This guide is intended to help Intel® C++ Compiler customers build the Berkeley* Unified Parallel C* (UPC*) compiler and configure it for use with symmetric multiprocessing (SMP) machines. UPC is a programming language that adds parallelization extensions to the C language.
This guide applies to version 2.4.0 of the Berkeley UPC runtime/front-end and UPC-to-C translator and the Intel® C++ Compiler version 10.0 for Linux*.
UPC adds extensions to C that follow the Partitioned Global Address Space* (PGAS*) programming model. UPC can be used in both shared memory and distributed memory environments. In either case, the physical memory configuration is abstracted and appears as shared memory to the programmer. Though the memory appears to be shared by all threads, each shared variable has a thread affinity that is controlled by the programmer and will help UPC determine where to store the variable physically.
More information about the UPC language and the Berkeley UPC compiler can be found at: http://upc.lbl.gov/
The source code can be found at: http://upc.lbl.gov/download/source.shtml
You will need both the Runtime/front-end package and the UPC-to-C translator. Please read and follow all licensing.
Note: Downloading the translator is not necessary if you use the remote translator provided by the Berkeley UPC website, but accessing the remote translator can be problematic for some users. For simplicity, this guide assumes that a local translator will be used.
After you download the source code, use the following commands to extract the archives:
Licensed users of the Intel compilers may download the most recent versions of the compiler from the Intel® Download Center which is accessed by logging into your account at the Intel® Registration Center.
Evaluation versions of the Intel compilers may be found at the Intel® Evaluation Software Center.
Hardware: This note has been tested on Intel® Pentium® D processors.
Software: This note applies to use of version 10.0 of the Intel C++ Compiler for Linux.
In order to use this guide, you will need to have the Intel C++ Compiler installed.

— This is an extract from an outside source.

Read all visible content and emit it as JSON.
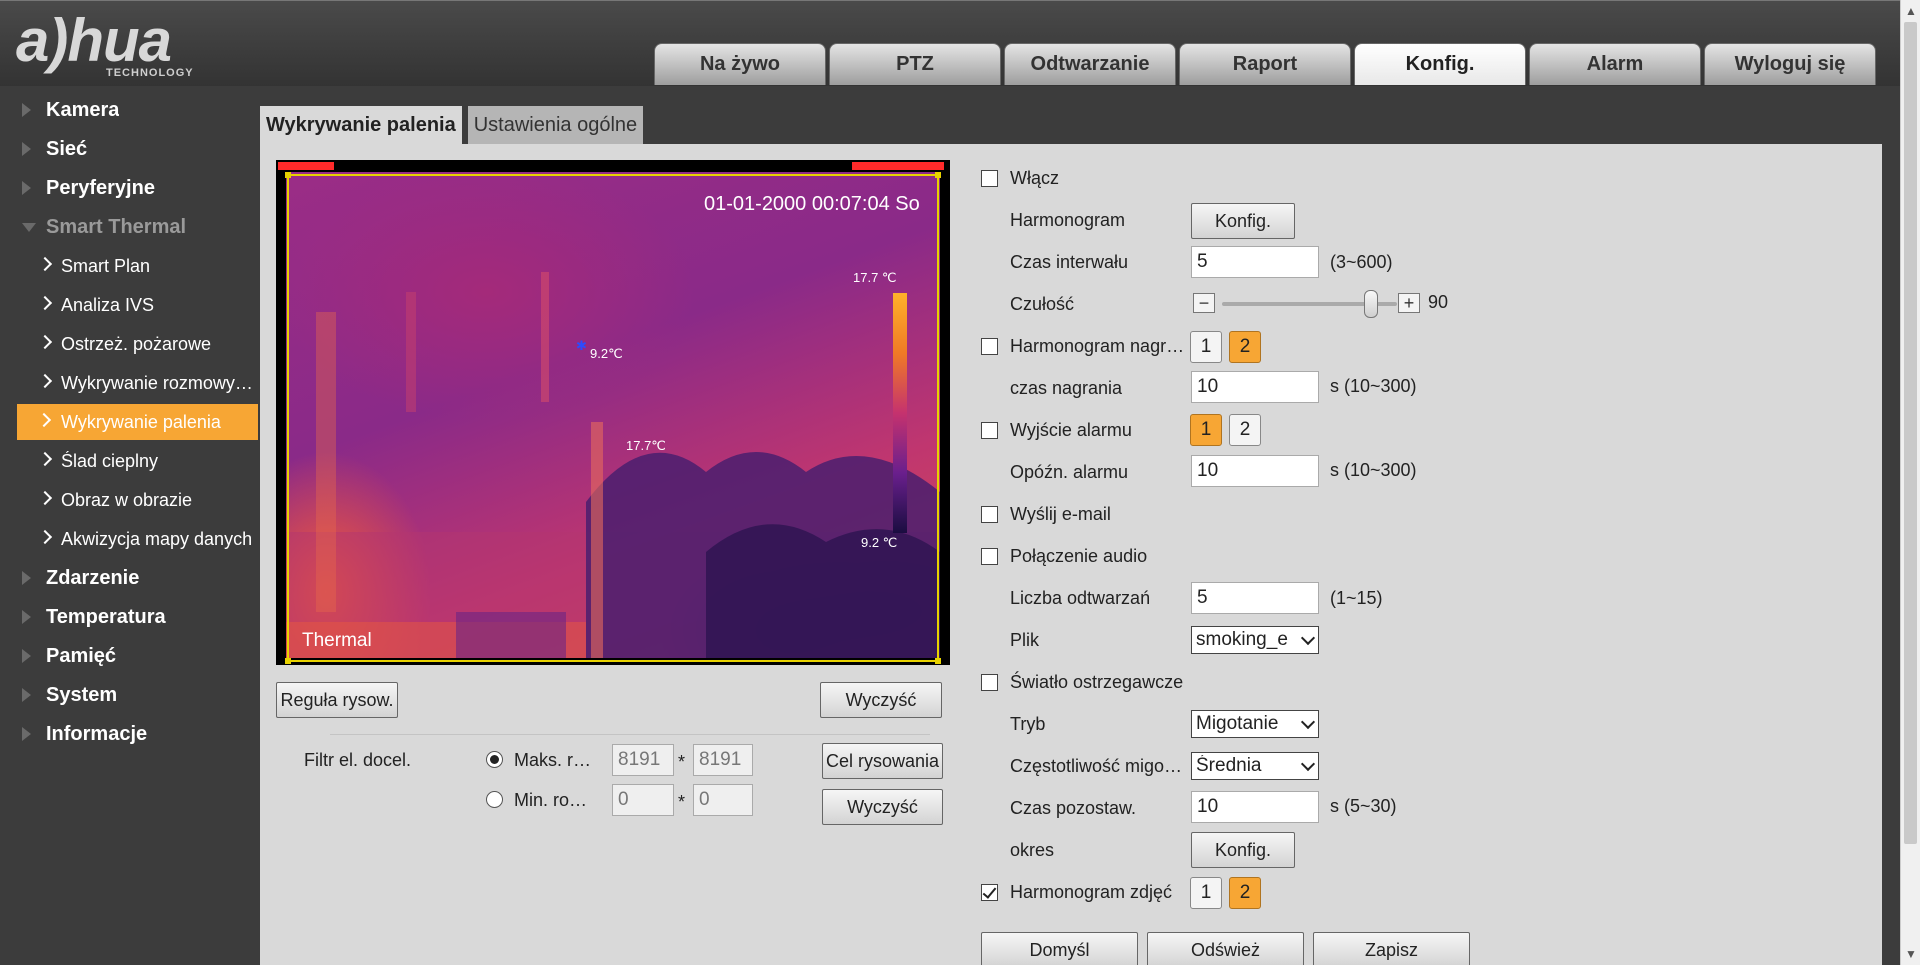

After installing the compiler, you will need to execute one of the following commands, depending on your architecture, to set the environment variables.
Some minor source code changes are required to build the UPC translator with the Intel® compiler. You will need to edit the following file:

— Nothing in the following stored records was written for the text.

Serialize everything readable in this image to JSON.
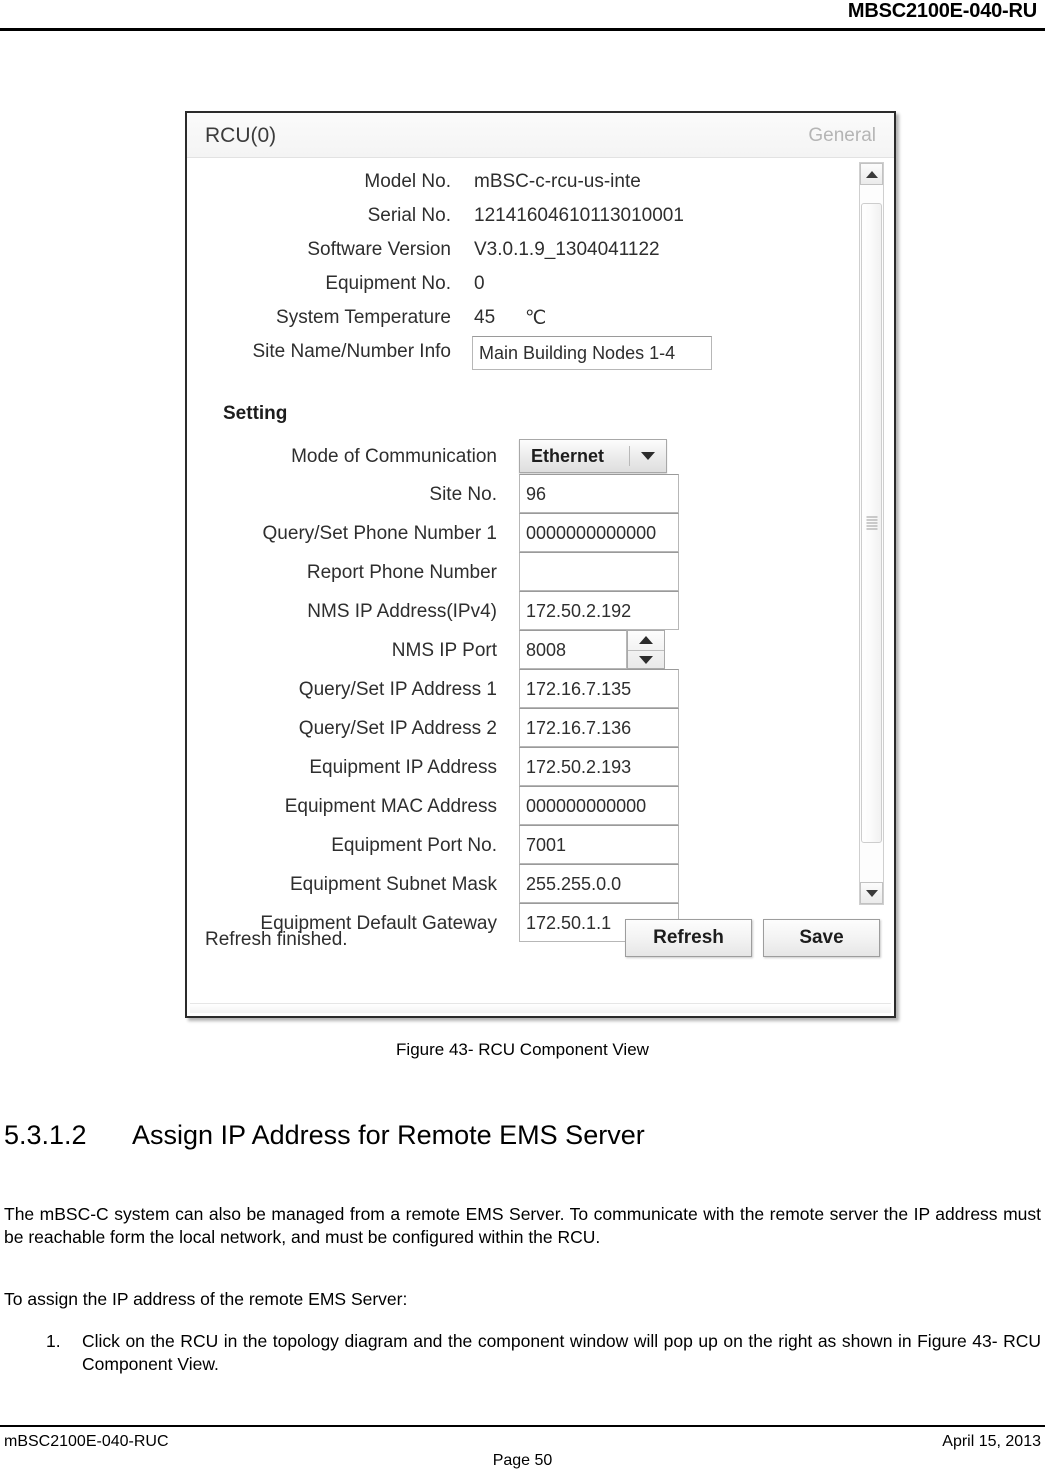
{
  "document": {
    "header_title": "MBSC2100E-040-RU",
    "figure_caption": "Figure 43- RCU Component View",
    "heading": {
      "number": "5.3.1.2",
      "text": "Assign IP Address for Remote EMS Server"
    },
    "paragraph_1": "The mBSC-C system can also be managed from a remote EMS Server. To communicate with the remote server the IP address must be reachable form the local network, and must be configured within the RCU.",
    "paragraph_2": "To assign the IP address of the remote EMS Server:",
    "list": [
      {
        "number": "1.",
        "text": "Click on the RCU in the topology diagram and the component window will pop up on the right as shown in Figure 43- RCU Component View."
      }
    ],
    "footer": {
      "left": "mBSC2100E-040-RUC",
      "right": "April 15, 2013",
      "center": "Page 50"
    }
  },
  "panel": {
    "title": "RCU(0)",
    "tab": "General",
    "info_fields": [
      {
        "label": "Model No.",
        "value": "mBSC-c-rcu-us-inte"
      },
      {
        "label": "Serial No.",
        "value": "12141604610113010001"
      },
      {
        "label": "Software Version",
        "value": "V3.0.1.9_1304041122"
      },
      {
        "label": "Equipment No.",
        "value": "0"
      },
      {
        "label": "System Temperature",
        "value": "45",
        "unit": "℃"
      },
      {
        "label": "Site Name/Number Info",
        "value": "Main Building Nodes 1-4"
      }
    ],
    "setting_heading": "Setting",
    "setting_fields": [
      {
        "label": "Mode of Communication",
        "value": "Ethernet",
        "type": "combo"
      },
      {
        "label": "Site No.",
        "value": "96",
        "type": "text"
      },
      {
        "label": "Query/Set Phone Number 1",
        "value": "0000000000000",
        "type": "text"
      },
      {
        "label": "Report Phone Number",
        "value": "",
        "type": "text"
      },
      {
        "label": "NMS IP Address(IPv4)",
        "value": "172.50.2.192",
        "type": "text"
      },
      {
        "label": "NMS IP Port",
        "value": "8008",
        "type": "spinner"
      },
      {
        "label": "Query/Set IP Address 1",
        "value": "172.16.7.135",
        "type": "text"
      },
      {
        "label": "Query/Set IP Address 2",
        "value": "172.16.7.136",
        "type": "text"
      },
      {
        "label": "Equipment IP Address",
        "value": "172.50.2.193",
        "type": "text"
      },
      {
        "label": "Equipment MAC Address",
        "value": "000000000000",
        "type": "text"
      },
      {
        "label": "Equipment Port No.",
        "value": "7001",
        "type": "text"
      },
      {
        "label": "Equipment Subnet Mask",
        "value": "255.255.0.0",
        "type": "text"
      },
      {
        "label": "Equipment Default Gateway",
        "value": "172.50.1.1",
        "type": "text"
      }
    ],
    "status": "Refresh finished.",
    "buttons": {
      "refresh": "Refresh",
      "save": "Save"
    }
  }
}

Comment out line number five:
/* detect unsupported C++ compilers */
You will also need to edit the following file:
Add an include directive after line 45 pointing to the limits.h file in your system's include directory, specifying the absolute path:

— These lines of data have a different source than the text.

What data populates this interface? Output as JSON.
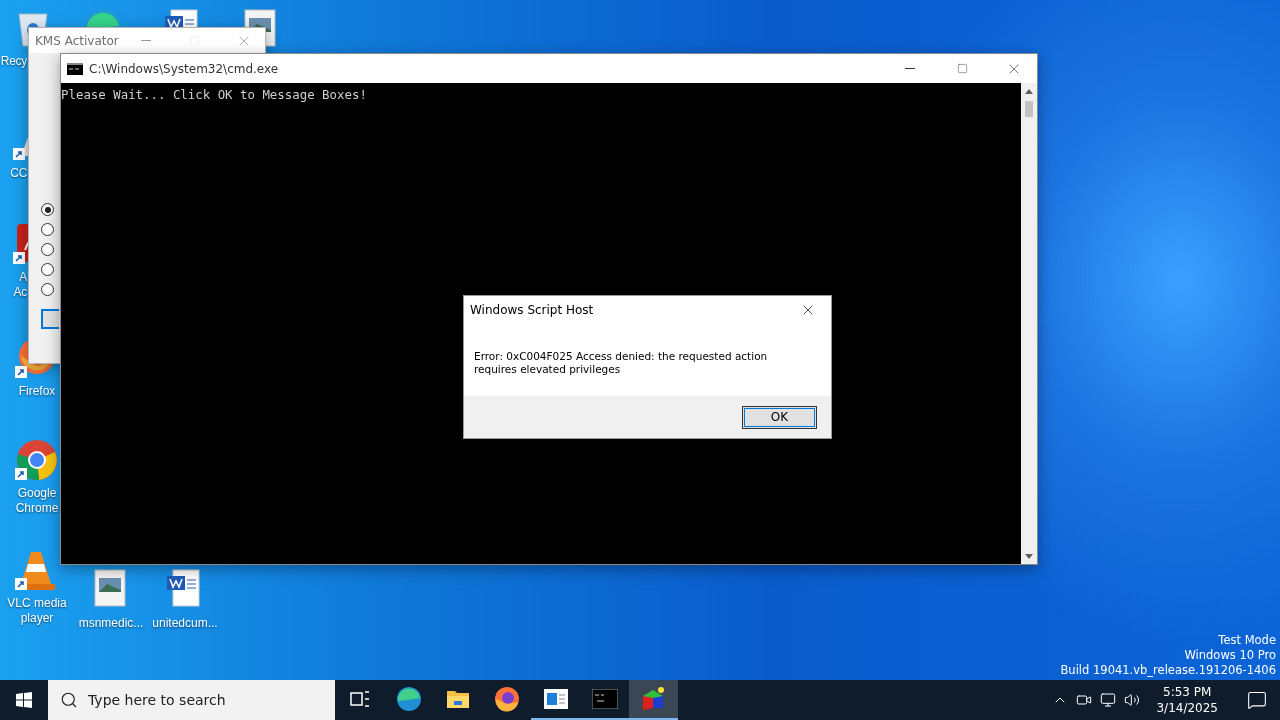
{
  "desktop_icons": [
    {
      "kind": "recycle",
      "label": "Recy",
      "shortcut": false
    },
    {
      "kind": "edge"
    },
    {
      "kind": "word"
    },
    {
      "kind": "image"
    },
    {
      "kind": "cc",
      "label": "CC",
      "shortcut": true
    },
    {
      "kind": "acrobat",
      "label": "A\nAc",
      "shortcut": true
    },
    {
      "kind": "firefox",
      "label": "Firefox",
      "shortcut": true
    },
    {
      "kind": "chrome",
      "label": "Google\nChrome",
      "shortcut": true
    },
    {
      "kind": "vlc",
      "label": "VLC media\nplayer",
      "shortcut": true
    },
    {
      "kind": "image",
      "label": "msnmedic...",
      "shortcut": false
    },
    {
      "kind": "word",
      "label": "unitedcum...",
      "shortcut": false
    }
  ],
  "kms_window": {
    "title": "KMS Activator",
    "options": [
      {
        "selected": true
      },
      {
        "selected": false
      },
      {
        "selected": false
      },
      {
        "selected": false
      },
      {
        "selected": false
      }
    ]
  },
  "cmd_window": {
    "title": "C:\\Windows\\System32\\cmd.exe",
    "output": "Please Wait... Click OK to Message Boxes!"
  },
  "dialog": {
    "title": "Windows Script Host",
    "message": "Error: 0xC004F025 Access denied: the requested action requires elevated privileges",
    "button": "OK"
  },
  "watermark": [
    "Test Mode",
    "Windows 10 Pro",
    "Build 19041.vb_release.191206-1406"
  ],
  "taskbar": {
    "search": {
      "placeholder": "Type here to search"
    },
    "apps": [
      {
        "kind": "taskview",
        "running": false,
        "active": false
      },
      {
        "kind": "edge",
        "running": false,
        "active": false
      },
      {
        "kind": "explorer",
        "running": false,
        "active": false
      },
      {
        "kind": "firefox",
        "running": false,
        "active": false
      },
      {
        "kind": "window",
        "running": true,
        "active": false
      },
      {
        "kind": "cmd",
        "running": true,
        "active": false
      },
      {
        "kind": "cube",
        "running": true,
        "active": true
      }
    ],
    "time": "5:53 PM",
    "date": "3/14/2025"
  }
}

Now you should be ready to build UPC.
First, build the UPC-to-C translator. Execute the following commands in the directory where you downloaded the source code:
Replace <translator directory> in the above command with the directory where you would like to install the translator. If you omit the PREFIX, it will be installed to /usr/local/bupc_translator by default, assuming you have permission to write to that directory.
Next, build the runtime/front-end:
Replace <runtime directory> in the above command with the directory where you would like to install the UPC front-end. If the prefix option is omitted, the runtime/front-end will be installed to /usr/local/berkeley_upc by default. Wherever you choose to install it, make sure the directory <runtime directory>/bin is in your PATH environment variable.
You will need to edit some settings in the upcc.conf file. Change the default_network to setting to smp:
default_network = smp
Change the translator setting to point to the translator that you built, replacing <translator directory> with the directory in which you chose to install the translator:
Now you are ready to install the runtime/front-end:
The executable you will need for compiling UPC programs will be: <runtime directory>/bin/upcc
Running UPC is similar to running other command line compilers such as the Intel or GNU compilers. For example, a single UPC source file named source.c can be compiled with the following command:
upcc --pthreads source.c
The --pthreads switch tells UPC to use multiple threads on an SMP machine. The compiled executable file will be called a.out. This default filename can be changed with the -o <filename> option. For a list of available options, use the following command:
For a basic test that UPC is working, you can compile and run a simple UPC program like the one below:
printf("Thread %i of %i printing. ", MYTHREAD + 1, THREADS);
You can compile this program using the following command:
upcc --pthreads=2 -o upctest upctest.c
Specifying the -pthreads=2 option states explicitly that UPC should use two threads. This will allow you to verify that multithreading is working even if you are testing UPC on a single-core machine. However, normally it would be better to allow UPC to choose the appropriate number of threads at run-time by omitting the =2 part of the command. You can run the compiled executable like this:
The output you see should look something like:
UPCR: UPC threads 0..1 of 2 on computer1 (process 0 of 1, pid=15229)
This note demonstrates the use of UPC with the latest version 10.0 Intel C++ Compiler technology. Following this method will produce object files and libraries that are compatible with the latest Intel compilers. The UPC translator translates UPC code into C code. The C code is then compiled into an executable. By following this method, you will not only be compiling t he UPC front-end and translator with the Intel compiler, but the UPC front-end itself will also use the Intel compiler to compile the C code produced by the UPC-to-C translator. Therefore, you may see performance benefits in your UPC applications by using the Intel compiler, depending on the particular application.
There are no known issues or limitations with building UPC with the Intel C++ Compiler 10.0.
For more complete information about compiler optimizations, see our Optimization Notice.